Author information

Affiliations

  1. Department of Physics, Indian Institute of Technology (BHU), Varanasi-221005, India

    • Abhishek Kumar Srivastava
    •  & Bhola N. Dwivedi
  2. Armagh Observatory, College Hill, Armagh, BT61 9DG, N. Ireland

    • Juie Shetye
    •  & John Gerard Doyle
  3. Group of Astrophysics, Institute of Physics, UMCS, Lublin, Poland

    • Krzysztof Murawski
    •  & Dariusz Patryk Wójcik
  4. INAF-OAR National Institute for Astrophysics, 00040, Monte Porzio Catone, RM, Italy

    • Marco Stangalini
  5. Department of Mathematics & Information Sciences, Northumbria University, Newcastle Upon Tyne, NE1 8ST, UK

    • Eamon Scullion
  6. Dublin Institute for Advanced Studies, 31 Fitzwilliam Place, Dublin 2, Ireland

    • Tom Ray

Authors

  1. Search for Abhishek Kumar Srivastava in:

  2. Search for Juie Shetye in:

  3. Search for Krzysztof Murawski in:

  4. Search for John Gerard Doyle in:

  5. Search for Marco Stangalini in:

  6. Search for Eamon Scullion in:

  7. Search for Tom Ray in:

  8. Search for Dariusz Patryk Wójcik in:

  9. Search for Bhola N. Dwivedi in:

Contributions

A.K.S. leads the project by defining the novel science case and writing the paper.

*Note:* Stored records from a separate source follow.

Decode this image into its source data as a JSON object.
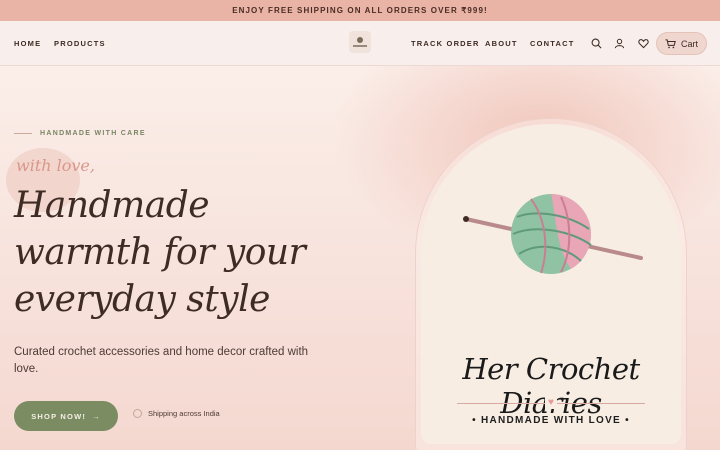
{
  "announcement": "ENJOY FREE SHIPPING ON ALL ORDERS OVER ₹999!",
  "nav": {
    "home": "HOME",
    "products": "PRODUCTS",
    "track_order": "TRACK ORDER",
    "about": "ABOUT",
    "contact": "CONTACT",
    "cart": "Cart"
  },
  "icons": {
    "search": "search-icon",
    "account": "user-icon",
    "wishlist": "heart-icon",
    "cart": "cart-icon"
  },
  "hero": {
    "eyebrow": "HANDMADE WITH CARE",
    "script": "with love,",
    "headline": "Handmade warmth for your everyday style",
    "subtext": "Curated crochet accessories and home decor crafted with love.",
    "cta": "SHOP NOW!",
    "cta_arrow": "→",
    "shipping": "Shipping across India"
  },
  "brand": {
    "name": "Her Crochet Diaries",
    "tagline": "• HANDMADE WITH LOVE •",
    "heart": "♥"
  },
  "colors": {
    "announcement_bg": "#e9b4a6",
    "accent_green": "#7c8c62",
    "yarn_green": "#8fc3a3",
    "yarn_pink": "#e8a6b6",
    "hook": "#b98a8a"
  }
}
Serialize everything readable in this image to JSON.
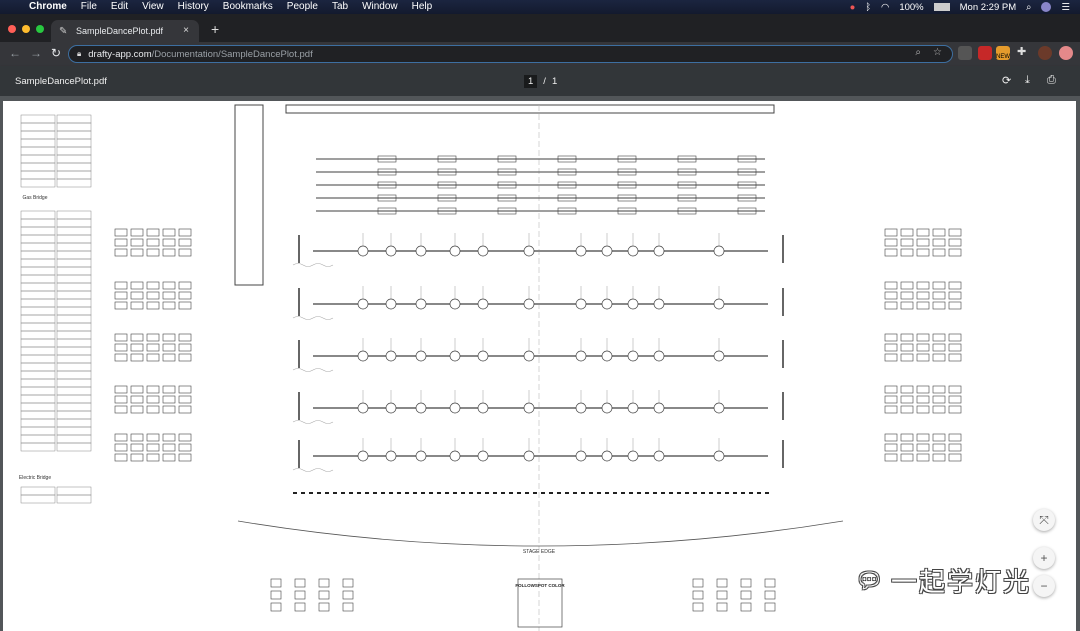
{
  "menubar": {
    "app": "Chrome",
    "items": [
      "File",
      "Edit",
      "View",
      "History",
      "Bookmarks",
      "People",
      "Tab",
      "Window",
      "Help"
    ],
    "battery": "100%",
    "clock": "Mon 2:29 PM"
  },
  "tab": {
    "title": "SampleDancePlot.pdf",
    "close": "×",
    "new_tab": "+"
  },
  "omnibox": {
    "domain": "drafty-app.com",
    "path": "/Documentation/SampleDancePlot.pdf"
  },
  "extensions": {
    "new_badge": "NEW"
  },
  "pdf": {
    "title": "SampleDancePlot.pdf",
    "current_page": "1",
    "separator": "/",
    "total_pages": "1"
  },
  "plot": {
    "stage_edge": "STAGE EDGE",
    "followspot_title": "FOLLOWSPOT COLOR",
    "bridge_label_top": "Gas Bridge",
    "bridge_label_bottom": "Electric Bridge",
    "electrics_count": 5
  },
  "zoom": {
    "fit": "⤧",
    "in": "+",
    "out": "−"
  },
  "watermark": {
    "text": "一起学灯光"
  }
}
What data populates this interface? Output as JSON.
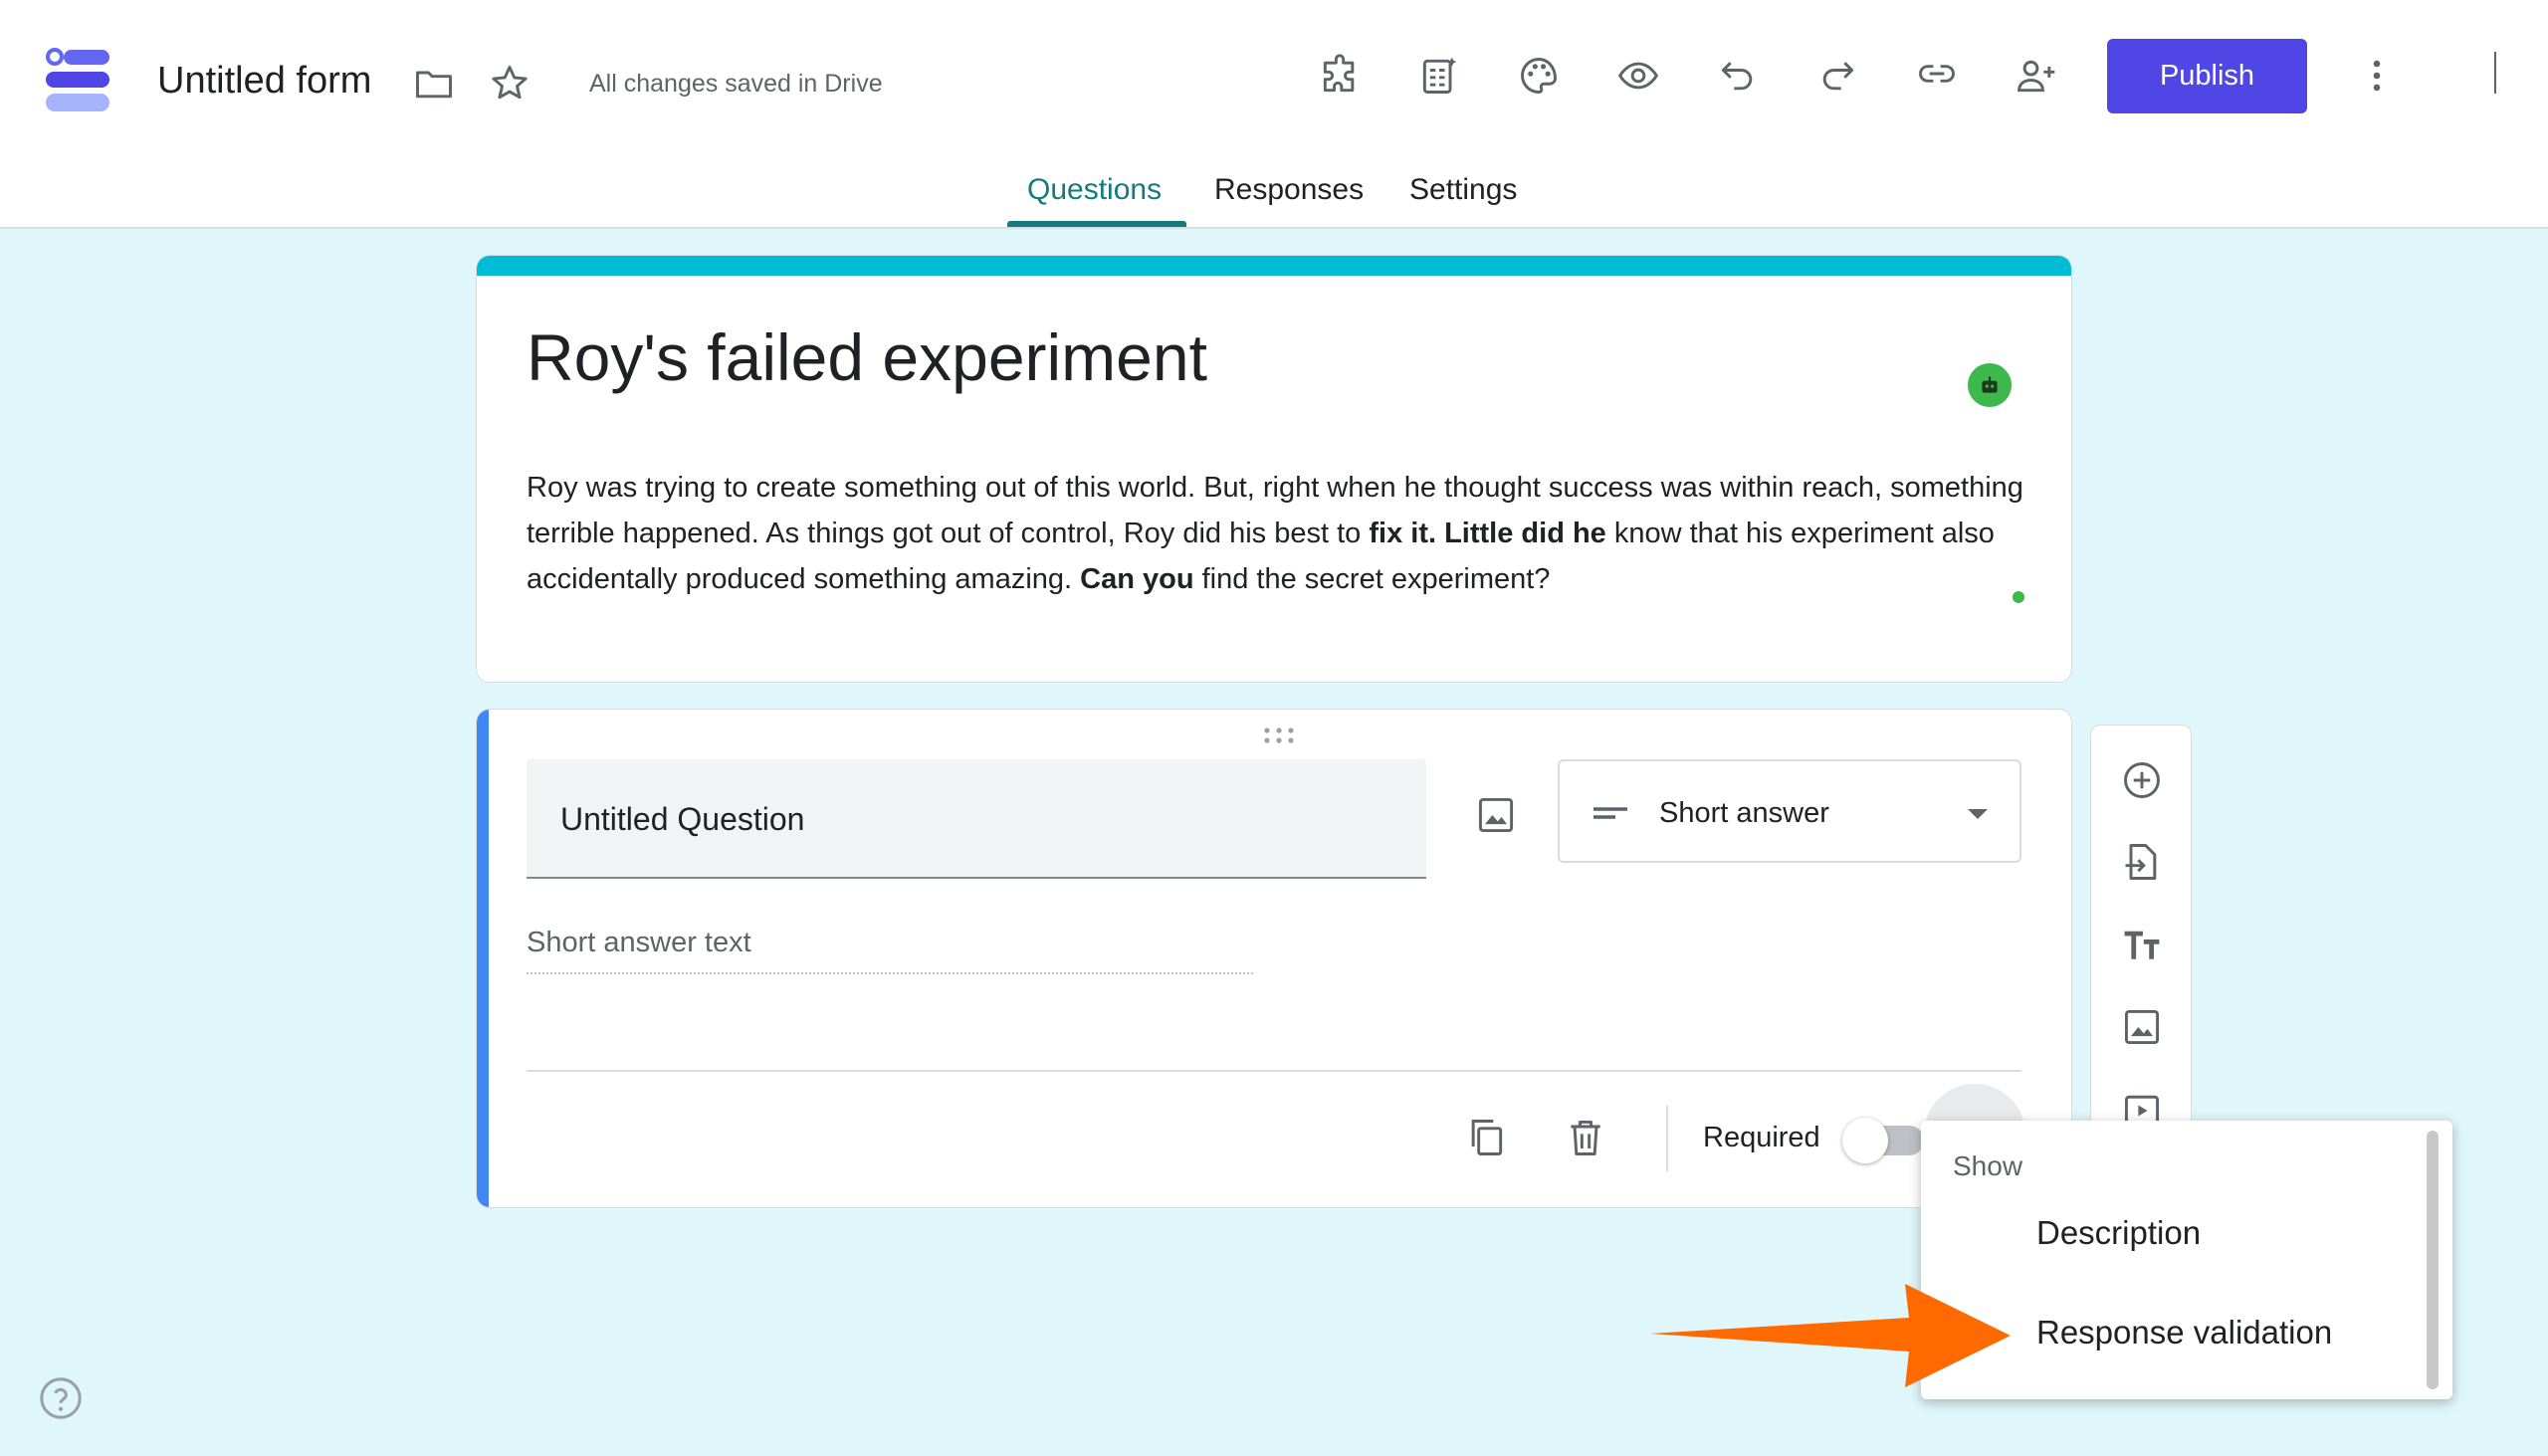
{
  "header": {
    "doc_title": "Untitled form",
    "save_status": "All changes saved in Drive",
    "publish_label": "Publish",
    "icons": [
      "forms-logo-icon",
      "folder-icon",
      "star-icon",
      "add-ons-icon",
      "quiz-icon",
      "palette-icon",
      "preview-eye-icon",
      "undo-icon",
      "redo-icon",
      "link-icon",
      "add-collaborator-icon",
      "more-vert-icon"
    ]
  },
  "tabs": [
    {
      "label": "Questions",
      "active": true
    },
    {
      "label": "Responses",
      "active": false
    },
    {
      "label": "Settings",
      "active": false
    }
  ],
  "form": {
    "title": "Roy's failed experiment",
    "description": {
      "p1": "Roy was trying to create something out of this world. But, right when he thought success was within reach, something terrible happened. As things got out of control, Roy did his best to ",
      "b1": "fix it. Little did he",
      "p2": " know that his experiment also accidentally produced something amazing. ",
      "b2": "Can you",
      "p3": " find the secret experiment?"
    }
  },
  "question": {
    "title": "Untitled Question",
    "type_label": "Short answer",
    "answer_placeholder": "Short answer text",
    "required_label": "Required",
    "required_on": false
  },
  "side_toolbar": [
    "add-question-icon",
    "import-questions-icon",
    "add-title-icon",
    "add-image-icon",
    "add-video-icon"
  ],
  "menu": {
    "header": "Show",
    "items": [
      {
        "label": "Description"
      },
      {
        "label": "Response validation"
      }
    ]
  },
  "colors": {
    "accent": "#137a7f",
    "publish": "#4f46e5",
    "theme_bar": "#00bcd4",
    "background": "#dff6fa",
    "question_bar": "#4285f4",
    "arrow": "#ff6a00"
  }
}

J.S. has prepared the observational data, while K.M. & D.W. provided the numerical runs based on science case. J.G.D. and M.S. have contributed on SST data and its most plausible connection with the numerical model. E.S. & T.R. have provided the SST/CRISP observations. J.G.D. & B.N.D. have an overview on the write-up and consistency on presenting the scientific results.

Competing interests

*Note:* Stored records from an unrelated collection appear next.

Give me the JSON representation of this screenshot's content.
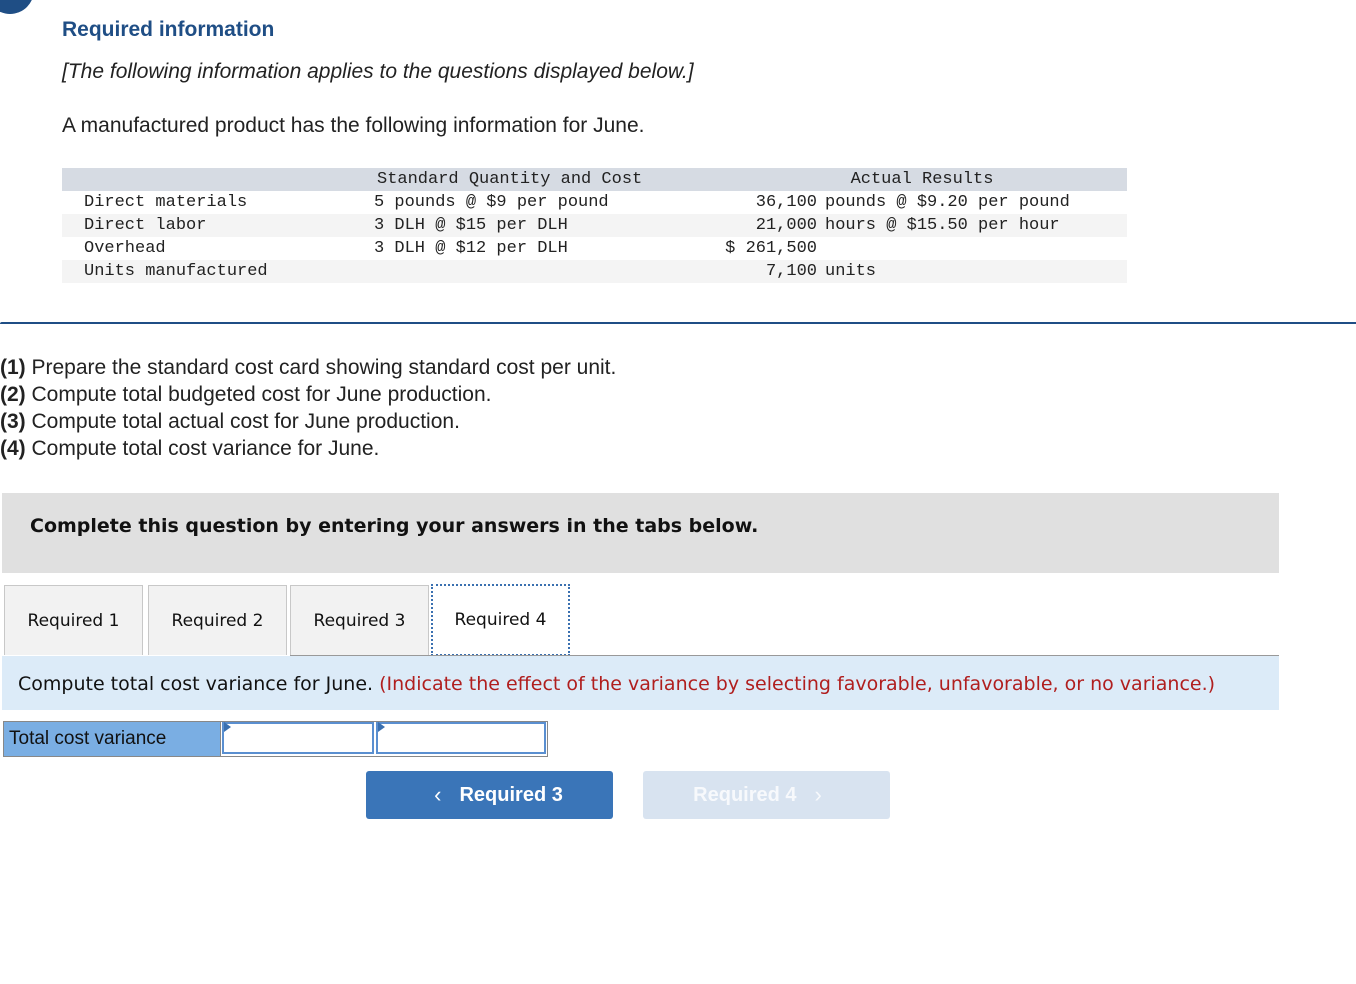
{
  "header": {
    "title": "Required information",
    "note": "[The following information applies to the questions displayed below.]",
    "intro": "A manufactured product has the following information for June."
  },
  "info_table": {
    "headers": {
      "label": "",
      "standard": "Standard Quantity and Cost",
      "actual": "Actual Results"
    },
    "rows": [
      {
        "label": "Direct materials",
        "standard": "5 pounds @ $9 per pound",
        "actual_num": "36,100",
        "actual_text": "pounds @ $9.20 per pound"
      },
      {
        "label": "Direct labor",
        "standard": "3 DLH @ $15 per DLH",
        "actual_num": "21,000",
        "actual_text": "hours @ $15.50 per hour"
      },
      {
        "label": "Overhead",
        "standard": "3 DLH @ $12 per DLH",
        "actual_num": "$ 261,500",
        "actual_text": ""
      },
      {
        "label": "Units manufactured",
        "standard": "",
        "actual_num": "7,100",
        "actual_text": "units"
      }
    ]
  },
  "questions": [
    {
      "num": "(1)",
      "text": " Prepare the standard cost card showing standard cost per unit."
    },
    {
      "num": "(2)",
      "text": " Compute total budgeted cost for June production."
    },
    {
      "num": "(3)",
      "text": " Compute total actual cost for June production."
    },
    {
      "num": "(4)",
      "text": " Compute total cost variance for June."
    }
  ],
  "instruction": "Complete this question by entering your answers in the tabs below.",
  "tabs": [
    {
      "label": "Required 1",
      "active": false
    },
    {
      "label": "Required 2",
      "active": false
    },
    {
      "label": "Required 3",
      "active": false
    },
    {
      "label": "Required 4",
      "active": true
    }
  ],
  "prompt": {
    "main": "Compute total cost variance for June.",
    "hint": "(Indicate the effect of the variance by selecting favorable, unfavorable, or no variance.)"
  },
  "answer": {
    "label": "Total cost variance",
    "amount_value": "",
    "effect_value": ""
  },
  "nav": {
    "prev_label": "Required 3",
    "next_label": "Required 4"
  },
  "colors": {
    "brand_blue": "#1f4e85",
    "button_blue": "#3a75b8",
    "hint_red": "#b01e1e",
    "prompt_bg": "#dcebf8",
    "answer_label_bg": "#7aaee3"
  }
}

The authors declare no competing financial interests.

Corresponding author

Correspondence to Abhishek Kumar Srivastava.

Supplementary information

Comments

By submitting a comment you agree to abide by our Terms and Community Guidelines. If you find something abusive or that does not comply with our terms or guidelines please flag it as inappropriate.

Creative Commons BYThis work is licensed under a Creative Commons Attribution 4.0 International License. The images or other third party material in this article are included in the article’s Creative Commons license, unless indicated otherwise in the credit line; if the material is not included under the Creative Commons license, users will need to obtain permission from the license holder to reproduce the material. To view a copy of this license, visit http://creativecommons.org/licenses/by/4.0/